They don’t believe me and immediately several of the less than focused scholars begin to protest.


“Children,” I begin (they may be 18, but I still call them children…because, well, they are my children). “I assure you, I would not be able to live with myself if I accepted any kind of bribe and deprived someone of the education they deserve.”

I feel pretty confident this is true. I found $20 in the hallway earlier in the week. I spent a good deal of time trying to track down who could have dropped it. I ended up giving the money to a more worthy cause. I couldn’t keep it for myself. I didn’t earn it; it wasn’t mine; I felt guilty keeping it.

“But, Ms. Carmichael. It’s a million dollars.”

“Yes, but it’s not always about the money. And at the end of the day I do have to live with myself.”

“Which you could do a lot more comfortably with the money,” he sneers.

“Do you think I couldn’t make more money at another job if I wanted to? I didn’t become a teacher because I had to. I could have done a number of things. I graduated third in my class from high school and had  a near perfect GPA in college. I am perfectly capable of choosing a profession and excelling at a profession that could generate a much higher capital. I teach because I want to.”

Another student smiles and puts in, somewhat smugly, “And if you do what you love,  you’ll never work a day in your life.”

I turned to this student. “No,” I said. “That’s not true.” It’s total poppycock actually.

“But it is true!” he insisted. “Because if you are doing what you love, you aren’t actually working.”

“That’s a naive cliche,” I said simply. “I do what I love. Every day. I teach you all, then I go home and I write. But I also work my tail off.Constantly, without reprieve sometimes. Just because you enjoy your work, doesn’t make it any less complicated, hard or grueling–Life is hard. The only way to be successful is to work at it. Any thing worth doing is worth working for.”


For a Friday, I think we learned a lot.

Adjusting the Pace: Writing that Moves

Lately I’ve been working on improving the rhythm and the flow to my writing. This is not an easy task to accomplish. Faulkner liked stream of consciousness. And while I am not all about page long sentences, I do tend to like description and longer complex sentences.

In my critique group we talked about the importance of ‘white space’. For some reason, this didn’t sit well with me either. White space looks boring–it looks messy and sloppy–lazy even.

But white space can be good.

White space helps with pacing as it helps move along the action of the story with dialogue and by mixing direct, simple sentences with the complex. Unfortunately, changing your writing habits is not easy and so you practice.

As a writing trend, I’ve been reading Stephen Kings book, On Writing and his chapter on editing “And Furthermore, part I” is helpful as it cites Strunk’s style guide suggestions of “eliminating the unnecessary”. This is advice I give to my students every year and advice I continually have to remind myself to follow on a regular basis.

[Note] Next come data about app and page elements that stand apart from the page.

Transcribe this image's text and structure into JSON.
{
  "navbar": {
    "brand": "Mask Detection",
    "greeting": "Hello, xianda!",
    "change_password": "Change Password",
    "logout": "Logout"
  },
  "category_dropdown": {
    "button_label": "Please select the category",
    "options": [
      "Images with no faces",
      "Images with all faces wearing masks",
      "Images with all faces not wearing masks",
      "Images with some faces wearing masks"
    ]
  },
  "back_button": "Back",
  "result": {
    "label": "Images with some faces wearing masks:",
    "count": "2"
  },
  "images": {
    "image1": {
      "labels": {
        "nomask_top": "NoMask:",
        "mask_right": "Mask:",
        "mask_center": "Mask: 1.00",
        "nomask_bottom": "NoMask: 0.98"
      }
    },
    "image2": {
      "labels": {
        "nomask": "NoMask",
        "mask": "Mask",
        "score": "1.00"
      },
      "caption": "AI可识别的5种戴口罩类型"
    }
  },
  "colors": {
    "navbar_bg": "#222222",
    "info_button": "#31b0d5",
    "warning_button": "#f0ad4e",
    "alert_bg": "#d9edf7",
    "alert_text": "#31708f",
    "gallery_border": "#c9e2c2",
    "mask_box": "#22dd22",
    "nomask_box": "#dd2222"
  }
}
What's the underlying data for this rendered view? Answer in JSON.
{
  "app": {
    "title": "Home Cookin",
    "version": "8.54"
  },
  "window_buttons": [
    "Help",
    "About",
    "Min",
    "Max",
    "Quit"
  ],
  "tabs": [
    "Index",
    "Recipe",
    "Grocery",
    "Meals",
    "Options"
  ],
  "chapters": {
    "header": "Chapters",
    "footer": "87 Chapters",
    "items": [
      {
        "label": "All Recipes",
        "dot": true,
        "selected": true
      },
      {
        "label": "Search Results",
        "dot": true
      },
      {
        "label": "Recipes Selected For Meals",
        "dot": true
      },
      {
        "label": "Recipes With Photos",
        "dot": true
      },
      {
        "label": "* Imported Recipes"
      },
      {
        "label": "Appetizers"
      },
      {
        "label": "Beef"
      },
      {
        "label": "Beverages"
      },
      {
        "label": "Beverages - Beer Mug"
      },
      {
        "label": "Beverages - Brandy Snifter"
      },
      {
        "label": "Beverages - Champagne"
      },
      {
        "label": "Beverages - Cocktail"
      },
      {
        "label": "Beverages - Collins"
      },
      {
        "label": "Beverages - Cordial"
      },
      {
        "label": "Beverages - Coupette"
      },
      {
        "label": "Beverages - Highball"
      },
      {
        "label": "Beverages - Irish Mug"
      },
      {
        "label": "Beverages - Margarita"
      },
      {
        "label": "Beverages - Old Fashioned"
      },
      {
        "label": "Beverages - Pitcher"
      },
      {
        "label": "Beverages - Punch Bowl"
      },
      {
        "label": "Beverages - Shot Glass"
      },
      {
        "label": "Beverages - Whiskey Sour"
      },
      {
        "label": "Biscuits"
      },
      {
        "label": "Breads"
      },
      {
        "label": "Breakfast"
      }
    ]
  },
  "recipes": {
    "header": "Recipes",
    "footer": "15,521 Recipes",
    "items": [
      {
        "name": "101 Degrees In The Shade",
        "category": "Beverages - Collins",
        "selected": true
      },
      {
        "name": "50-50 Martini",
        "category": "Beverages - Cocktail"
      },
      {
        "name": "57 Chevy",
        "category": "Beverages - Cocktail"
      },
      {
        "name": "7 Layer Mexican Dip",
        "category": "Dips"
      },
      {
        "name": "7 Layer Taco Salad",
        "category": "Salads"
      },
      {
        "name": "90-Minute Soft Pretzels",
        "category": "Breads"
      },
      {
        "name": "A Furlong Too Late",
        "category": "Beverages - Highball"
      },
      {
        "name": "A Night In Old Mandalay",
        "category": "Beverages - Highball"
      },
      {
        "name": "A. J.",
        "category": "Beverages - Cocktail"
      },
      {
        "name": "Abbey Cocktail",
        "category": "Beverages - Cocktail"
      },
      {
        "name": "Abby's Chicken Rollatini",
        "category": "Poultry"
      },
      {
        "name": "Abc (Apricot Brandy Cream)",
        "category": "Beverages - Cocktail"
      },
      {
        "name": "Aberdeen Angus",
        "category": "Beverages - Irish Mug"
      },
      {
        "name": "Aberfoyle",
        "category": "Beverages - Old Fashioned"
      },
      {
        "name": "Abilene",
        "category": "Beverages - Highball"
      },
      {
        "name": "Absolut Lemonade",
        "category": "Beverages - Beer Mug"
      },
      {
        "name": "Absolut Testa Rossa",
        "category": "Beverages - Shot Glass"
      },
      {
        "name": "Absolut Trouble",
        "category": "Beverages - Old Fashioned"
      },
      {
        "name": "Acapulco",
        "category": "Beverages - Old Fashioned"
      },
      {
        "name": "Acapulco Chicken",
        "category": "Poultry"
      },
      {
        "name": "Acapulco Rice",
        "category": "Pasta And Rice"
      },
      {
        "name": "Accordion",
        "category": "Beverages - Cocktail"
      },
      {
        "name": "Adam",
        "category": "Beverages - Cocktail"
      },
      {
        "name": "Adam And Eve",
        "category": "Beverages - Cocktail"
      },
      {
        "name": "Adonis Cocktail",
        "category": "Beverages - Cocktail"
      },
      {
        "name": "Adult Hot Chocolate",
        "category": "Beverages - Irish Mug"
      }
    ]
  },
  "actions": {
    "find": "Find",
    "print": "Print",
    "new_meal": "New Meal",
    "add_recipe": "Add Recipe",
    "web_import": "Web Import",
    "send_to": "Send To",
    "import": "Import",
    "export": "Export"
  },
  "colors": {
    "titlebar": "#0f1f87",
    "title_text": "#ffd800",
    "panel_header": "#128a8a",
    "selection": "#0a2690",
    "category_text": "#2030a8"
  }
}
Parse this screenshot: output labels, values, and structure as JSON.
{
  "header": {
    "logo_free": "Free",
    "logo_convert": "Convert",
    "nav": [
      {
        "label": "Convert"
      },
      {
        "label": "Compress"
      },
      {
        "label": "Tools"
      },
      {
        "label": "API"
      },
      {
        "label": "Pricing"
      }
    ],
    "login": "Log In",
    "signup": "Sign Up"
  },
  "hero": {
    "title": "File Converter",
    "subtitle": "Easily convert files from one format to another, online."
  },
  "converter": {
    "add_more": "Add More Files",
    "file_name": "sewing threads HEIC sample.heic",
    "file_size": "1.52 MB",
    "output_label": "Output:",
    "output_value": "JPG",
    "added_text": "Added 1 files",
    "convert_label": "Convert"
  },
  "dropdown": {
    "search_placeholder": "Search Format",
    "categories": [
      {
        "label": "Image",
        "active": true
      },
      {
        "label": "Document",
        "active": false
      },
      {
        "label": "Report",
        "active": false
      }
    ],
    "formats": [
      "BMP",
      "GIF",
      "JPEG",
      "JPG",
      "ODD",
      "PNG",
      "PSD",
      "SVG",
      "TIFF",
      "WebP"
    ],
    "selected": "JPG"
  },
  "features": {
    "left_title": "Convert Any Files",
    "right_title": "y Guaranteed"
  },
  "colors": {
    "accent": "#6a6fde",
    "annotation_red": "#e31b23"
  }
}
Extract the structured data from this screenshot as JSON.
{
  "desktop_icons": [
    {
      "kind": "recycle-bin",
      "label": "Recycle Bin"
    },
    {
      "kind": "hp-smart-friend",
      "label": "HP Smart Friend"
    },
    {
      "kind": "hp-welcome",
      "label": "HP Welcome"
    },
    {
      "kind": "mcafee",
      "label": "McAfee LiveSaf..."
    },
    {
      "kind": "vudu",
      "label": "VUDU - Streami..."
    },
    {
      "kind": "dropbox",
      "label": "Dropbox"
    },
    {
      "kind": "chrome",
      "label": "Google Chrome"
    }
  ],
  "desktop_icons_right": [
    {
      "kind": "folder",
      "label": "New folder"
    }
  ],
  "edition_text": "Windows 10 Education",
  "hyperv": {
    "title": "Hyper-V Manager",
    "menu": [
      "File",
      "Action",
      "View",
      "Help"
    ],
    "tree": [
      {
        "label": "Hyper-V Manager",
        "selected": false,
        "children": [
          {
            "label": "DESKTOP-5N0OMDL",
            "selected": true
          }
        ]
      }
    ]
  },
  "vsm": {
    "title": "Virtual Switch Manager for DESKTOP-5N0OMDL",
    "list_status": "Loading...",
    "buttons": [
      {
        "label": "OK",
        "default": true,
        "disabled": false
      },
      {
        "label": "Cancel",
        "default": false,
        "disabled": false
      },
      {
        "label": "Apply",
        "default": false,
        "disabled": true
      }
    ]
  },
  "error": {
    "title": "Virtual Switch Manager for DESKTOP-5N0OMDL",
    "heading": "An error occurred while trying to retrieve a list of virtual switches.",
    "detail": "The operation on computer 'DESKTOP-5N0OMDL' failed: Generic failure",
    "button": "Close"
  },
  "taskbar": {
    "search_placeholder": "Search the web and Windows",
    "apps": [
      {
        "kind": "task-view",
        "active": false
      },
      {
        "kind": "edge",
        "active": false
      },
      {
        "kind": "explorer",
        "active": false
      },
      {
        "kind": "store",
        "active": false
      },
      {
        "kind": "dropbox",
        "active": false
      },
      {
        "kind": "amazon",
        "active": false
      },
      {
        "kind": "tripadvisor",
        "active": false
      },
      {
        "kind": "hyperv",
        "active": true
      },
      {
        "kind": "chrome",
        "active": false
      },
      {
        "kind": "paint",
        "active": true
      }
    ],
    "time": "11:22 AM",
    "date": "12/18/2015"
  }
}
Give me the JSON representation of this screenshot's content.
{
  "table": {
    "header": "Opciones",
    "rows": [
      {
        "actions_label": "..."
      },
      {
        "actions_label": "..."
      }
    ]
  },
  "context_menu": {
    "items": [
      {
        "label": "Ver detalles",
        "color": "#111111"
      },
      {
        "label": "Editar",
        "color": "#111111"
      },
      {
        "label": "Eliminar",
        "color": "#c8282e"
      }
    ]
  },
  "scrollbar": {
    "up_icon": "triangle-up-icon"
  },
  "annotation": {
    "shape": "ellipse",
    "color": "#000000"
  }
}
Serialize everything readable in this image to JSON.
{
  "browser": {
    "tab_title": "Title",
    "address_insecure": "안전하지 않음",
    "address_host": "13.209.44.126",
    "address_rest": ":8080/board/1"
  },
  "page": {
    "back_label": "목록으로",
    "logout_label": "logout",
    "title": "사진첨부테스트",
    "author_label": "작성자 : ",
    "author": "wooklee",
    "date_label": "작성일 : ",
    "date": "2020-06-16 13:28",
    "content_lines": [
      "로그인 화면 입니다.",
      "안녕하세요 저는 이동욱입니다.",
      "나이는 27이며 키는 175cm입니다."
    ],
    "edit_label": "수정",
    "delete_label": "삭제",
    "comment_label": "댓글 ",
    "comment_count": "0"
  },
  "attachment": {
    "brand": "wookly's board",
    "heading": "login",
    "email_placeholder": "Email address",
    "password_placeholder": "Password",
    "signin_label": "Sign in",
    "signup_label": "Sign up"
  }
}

Yesterday I read This Blog on “boring writing”–the parts of the text that quiets down the writing so that the more interesting parts can shine (to me, that means your climax can only be climatic if there are parts that aren’t so climatic surrounding it). Sometimes readers need a break, and as writers that is a part of the process of building suspense and action–we first have to quiet our readers to then shake them up. So how do we quiet our writing? And how much is too much?